“They either buy the official argument that this was a catastrophe of biblical proportions which no government could do anything about, or they blame smaller actors, like contractors, ignoring the political system that made extensive corruption and nepotism possible,” he said.
He added, however, that “the actual impact on the polls will also depend on whether the earthquake survivors will be able to vote, given that many of them have been displaced.”
Only 133,000 people across the entire country have reregistered at new addresses outside their homes, according to Turkey’s Supreme Election Council.

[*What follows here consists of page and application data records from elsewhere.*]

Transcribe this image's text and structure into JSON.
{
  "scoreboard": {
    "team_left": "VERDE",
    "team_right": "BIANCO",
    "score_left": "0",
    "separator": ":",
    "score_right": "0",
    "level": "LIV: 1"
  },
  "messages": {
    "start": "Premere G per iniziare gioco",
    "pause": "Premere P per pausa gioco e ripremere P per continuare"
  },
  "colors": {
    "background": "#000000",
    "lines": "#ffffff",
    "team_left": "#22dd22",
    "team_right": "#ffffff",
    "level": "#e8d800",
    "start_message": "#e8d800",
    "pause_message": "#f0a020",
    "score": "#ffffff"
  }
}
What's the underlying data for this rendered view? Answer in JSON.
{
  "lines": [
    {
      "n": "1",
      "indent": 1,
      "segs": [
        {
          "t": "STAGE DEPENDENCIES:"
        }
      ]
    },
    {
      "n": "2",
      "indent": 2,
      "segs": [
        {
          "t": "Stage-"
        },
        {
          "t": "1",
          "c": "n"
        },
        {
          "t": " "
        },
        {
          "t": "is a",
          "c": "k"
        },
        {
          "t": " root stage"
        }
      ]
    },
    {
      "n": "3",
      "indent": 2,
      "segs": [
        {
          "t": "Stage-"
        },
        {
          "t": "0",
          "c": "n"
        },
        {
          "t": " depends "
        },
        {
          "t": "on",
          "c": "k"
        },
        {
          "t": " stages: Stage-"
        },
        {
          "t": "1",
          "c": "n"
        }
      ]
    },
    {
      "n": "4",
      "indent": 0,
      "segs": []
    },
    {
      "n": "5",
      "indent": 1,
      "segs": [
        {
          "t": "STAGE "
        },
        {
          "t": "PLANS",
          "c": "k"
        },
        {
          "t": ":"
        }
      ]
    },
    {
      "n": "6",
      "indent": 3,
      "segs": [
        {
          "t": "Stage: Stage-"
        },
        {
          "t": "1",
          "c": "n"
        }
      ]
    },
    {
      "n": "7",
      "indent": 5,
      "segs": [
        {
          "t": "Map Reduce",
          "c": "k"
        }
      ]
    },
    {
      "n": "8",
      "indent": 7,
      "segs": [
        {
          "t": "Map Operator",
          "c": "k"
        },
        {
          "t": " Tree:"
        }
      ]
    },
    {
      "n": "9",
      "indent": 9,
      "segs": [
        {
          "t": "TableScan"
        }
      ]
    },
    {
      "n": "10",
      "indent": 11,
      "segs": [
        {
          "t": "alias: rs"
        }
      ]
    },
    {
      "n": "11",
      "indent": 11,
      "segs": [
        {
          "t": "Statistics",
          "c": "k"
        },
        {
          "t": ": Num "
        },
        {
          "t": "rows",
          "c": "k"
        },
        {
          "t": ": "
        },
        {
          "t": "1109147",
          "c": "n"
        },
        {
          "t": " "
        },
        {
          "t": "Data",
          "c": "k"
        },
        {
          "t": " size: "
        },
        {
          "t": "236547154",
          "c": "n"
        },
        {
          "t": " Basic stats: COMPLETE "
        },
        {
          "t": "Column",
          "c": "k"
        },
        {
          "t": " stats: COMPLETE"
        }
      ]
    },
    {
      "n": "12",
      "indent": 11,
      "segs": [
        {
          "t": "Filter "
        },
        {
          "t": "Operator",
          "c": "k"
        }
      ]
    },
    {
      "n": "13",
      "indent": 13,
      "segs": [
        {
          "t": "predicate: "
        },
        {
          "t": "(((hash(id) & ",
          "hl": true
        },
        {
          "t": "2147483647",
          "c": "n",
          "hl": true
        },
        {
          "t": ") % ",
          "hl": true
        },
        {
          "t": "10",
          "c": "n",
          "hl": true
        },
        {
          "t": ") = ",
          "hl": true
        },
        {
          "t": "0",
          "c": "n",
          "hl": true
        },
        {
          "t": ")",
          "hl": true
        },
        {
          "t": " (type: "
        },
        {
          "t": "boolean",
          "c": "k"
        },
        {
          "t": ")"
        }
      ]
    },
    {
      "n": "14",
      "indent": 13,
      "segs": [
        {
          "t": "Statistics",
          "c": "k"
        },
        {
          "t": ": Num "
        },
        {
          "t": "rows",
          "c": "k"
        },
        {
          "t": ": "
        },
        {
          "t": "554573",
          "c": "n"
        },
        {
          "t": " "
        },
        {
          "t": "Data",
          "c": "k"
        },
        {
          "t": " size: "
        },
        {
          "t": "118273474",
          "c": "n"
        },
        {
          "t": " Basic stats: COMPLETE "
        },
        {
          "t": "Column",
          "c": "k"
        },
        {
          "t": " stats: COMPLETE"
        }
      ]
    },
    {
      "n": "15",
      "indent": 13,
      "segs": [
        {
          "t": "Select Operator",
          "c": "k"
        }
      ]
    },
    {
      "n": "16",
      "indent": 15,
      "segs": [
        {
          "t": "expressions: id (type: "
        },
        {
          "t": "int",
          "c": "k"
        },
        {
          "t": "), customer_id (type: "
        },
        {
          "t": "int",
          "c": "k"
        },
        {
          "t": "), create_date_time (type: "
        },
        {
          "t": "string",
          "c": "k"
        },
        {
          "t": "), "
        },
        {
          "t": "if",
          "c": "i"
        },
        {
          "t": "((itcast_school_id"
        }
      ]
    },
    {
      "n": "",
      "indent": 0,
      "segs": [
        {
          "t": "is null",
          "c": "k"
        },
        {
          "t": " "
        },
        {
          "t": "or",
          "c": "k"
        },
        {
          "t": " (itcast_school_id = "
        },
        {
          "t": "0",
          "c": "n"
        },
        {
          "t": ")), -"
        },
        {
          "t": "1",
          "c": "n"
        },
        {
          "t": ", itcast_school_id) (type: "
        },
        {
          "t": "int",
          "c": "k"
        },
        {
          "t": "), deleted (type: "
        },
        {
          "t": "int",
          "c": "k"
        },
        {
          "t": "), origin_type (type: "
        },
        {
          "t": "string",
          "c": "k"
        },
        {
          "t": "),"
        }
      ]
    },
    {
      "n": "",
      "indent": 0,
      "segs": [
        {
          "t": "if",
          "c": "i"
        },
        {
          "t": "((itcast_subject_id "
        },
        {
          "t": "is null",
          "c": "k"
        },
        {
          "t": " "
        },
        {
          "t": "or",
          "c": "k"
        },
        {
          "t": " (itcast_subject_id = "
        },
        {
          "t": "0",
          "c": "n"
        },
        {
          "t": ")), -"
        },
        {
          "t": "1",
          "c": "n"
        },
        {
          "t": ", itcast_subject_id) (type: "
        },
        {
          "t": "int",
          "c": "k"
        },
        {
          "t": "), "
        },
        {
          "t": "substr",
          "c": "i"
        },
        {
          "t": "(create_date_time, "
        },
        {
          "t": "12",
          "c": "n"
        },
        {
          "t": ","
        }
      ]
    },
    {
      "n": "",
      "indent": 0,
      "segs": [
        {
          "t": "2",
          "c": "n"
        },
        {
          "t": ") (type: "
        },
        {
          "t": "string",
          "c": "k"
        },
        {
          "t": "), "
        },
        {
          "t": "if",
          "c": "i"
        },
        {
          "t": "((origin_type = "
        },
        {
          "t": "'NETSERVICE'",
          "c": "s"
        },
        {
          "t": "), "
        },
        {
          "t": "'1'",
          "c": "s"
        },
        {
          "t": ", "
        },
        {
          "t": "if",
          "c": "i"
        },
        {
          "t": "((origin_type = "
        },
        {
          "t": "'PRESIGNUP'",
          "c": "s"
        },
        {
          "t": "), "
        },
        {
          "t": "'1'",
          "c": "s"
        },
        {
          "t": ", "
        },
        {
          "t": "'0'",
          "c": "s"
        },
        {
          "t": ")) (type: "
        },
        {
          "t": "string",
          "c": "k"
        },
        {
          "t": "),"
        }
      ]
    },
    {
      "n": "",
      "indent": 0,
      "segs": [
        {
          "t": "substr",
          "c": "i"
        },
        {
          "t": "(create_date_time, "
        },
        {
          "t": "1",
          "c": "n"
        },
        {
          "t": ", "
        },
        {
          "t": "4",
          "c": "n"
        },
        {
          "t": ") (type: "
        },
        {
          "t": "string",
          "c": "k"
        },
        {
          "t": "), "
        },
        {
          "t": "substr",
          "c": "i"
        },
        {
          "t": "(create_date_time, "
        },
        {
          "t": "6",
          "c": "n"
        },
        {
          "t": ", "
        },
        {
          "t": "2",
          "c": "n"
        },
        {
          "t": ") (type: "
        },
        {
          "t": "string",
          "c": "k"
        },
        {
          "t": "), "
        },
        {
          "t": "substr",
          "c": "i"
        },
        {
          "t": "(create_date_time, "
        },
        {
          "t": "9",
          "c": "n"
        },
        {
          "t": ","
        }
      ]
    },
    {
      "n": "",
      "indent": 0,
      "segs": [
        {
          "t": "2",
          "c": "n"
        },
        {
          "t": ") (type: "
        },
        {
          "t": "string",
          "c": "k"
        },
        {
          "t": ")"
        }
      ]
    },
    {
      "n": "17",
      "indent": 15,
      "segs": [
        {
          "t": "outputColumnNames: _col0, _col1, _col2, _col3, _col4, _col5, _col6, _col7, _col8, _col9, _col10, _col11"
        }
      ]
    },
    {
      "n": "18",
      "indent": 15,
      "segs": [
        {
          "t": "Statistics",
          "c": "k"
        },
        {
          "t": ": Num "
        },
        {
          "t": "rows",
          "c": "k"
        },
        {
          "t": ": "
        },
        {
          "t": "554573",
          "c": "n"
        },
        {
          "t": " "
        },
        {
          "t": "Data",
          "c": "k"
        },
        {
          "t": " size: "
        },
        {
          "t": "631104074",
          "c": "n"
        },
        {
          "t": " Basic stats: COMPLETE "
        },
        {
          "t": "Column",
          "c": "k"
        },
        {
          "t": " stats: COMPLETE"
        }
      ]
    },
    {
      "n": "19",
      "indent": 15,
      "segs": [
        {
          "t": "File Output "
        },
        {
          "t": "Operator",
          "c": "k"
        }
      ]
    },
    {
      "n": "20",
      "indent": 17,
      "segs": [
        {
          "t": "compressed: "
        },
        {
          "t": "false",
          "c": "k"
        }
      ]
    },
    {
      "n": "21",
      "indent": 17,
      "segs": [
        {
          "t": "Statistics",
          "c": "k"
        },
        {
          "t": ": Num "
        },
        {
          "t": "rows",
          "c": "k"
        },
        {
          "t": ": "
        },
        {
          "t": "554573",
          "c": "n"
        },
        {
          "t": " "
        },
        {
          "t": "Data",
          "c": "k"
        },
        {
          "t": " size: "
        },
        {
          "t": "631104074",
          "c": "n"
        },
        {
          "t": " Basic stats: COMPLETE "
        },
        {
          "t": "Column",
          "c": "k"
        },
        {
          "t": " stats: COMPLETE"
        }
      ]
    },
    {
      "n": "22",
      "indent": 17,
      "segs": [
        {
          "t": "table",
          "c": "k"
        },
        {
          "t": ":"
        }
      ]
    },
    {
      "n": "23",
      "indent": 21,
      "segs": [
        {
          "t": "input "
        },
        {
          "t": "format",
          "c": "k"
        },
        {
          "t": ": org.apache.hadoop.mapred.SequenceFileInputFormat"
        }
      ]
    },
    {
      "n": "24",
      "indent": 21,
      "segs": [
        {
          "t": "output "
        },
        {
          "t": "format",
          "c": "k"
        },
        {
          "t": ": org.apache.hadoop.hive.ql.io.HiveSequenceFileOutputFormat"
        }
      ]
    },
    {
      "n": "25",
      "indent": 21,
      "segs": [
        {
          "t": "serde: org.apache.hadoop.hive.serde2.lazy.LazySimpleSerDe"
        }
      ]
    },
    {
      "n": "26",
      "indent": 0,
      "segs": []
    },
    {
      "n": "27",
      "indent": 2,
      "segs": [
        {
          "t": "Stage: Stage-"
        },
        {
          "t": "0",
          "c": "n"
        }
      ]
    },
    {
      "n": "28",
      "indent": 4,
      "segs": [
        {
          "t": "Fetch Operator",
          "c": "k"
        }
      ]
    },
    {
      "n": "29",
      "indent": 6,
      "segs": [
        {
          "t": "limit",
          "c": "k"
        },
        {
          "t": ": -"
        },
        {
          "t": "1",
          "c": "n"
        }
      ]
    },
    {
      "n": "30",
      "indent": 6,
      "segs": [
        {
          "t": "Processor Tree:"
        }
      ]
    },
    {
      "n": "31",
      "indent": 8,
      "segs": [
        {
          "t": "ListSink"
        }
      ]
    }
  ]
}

The International Organization for Migration said in March that almost 3 million people had been displaced after the earthquakes.
That means many will have to travel to vote, like businessman Ali Catal, 51, and his family, who will make the 650-mile journey from İzmir back to their former home in Hatay to vote.
“These elections are very important to us, not only for us, but for everyone living in this country,” he said.
Neyran Elden reported from Istanbul and Ammar Cheikh Omar from Mersin.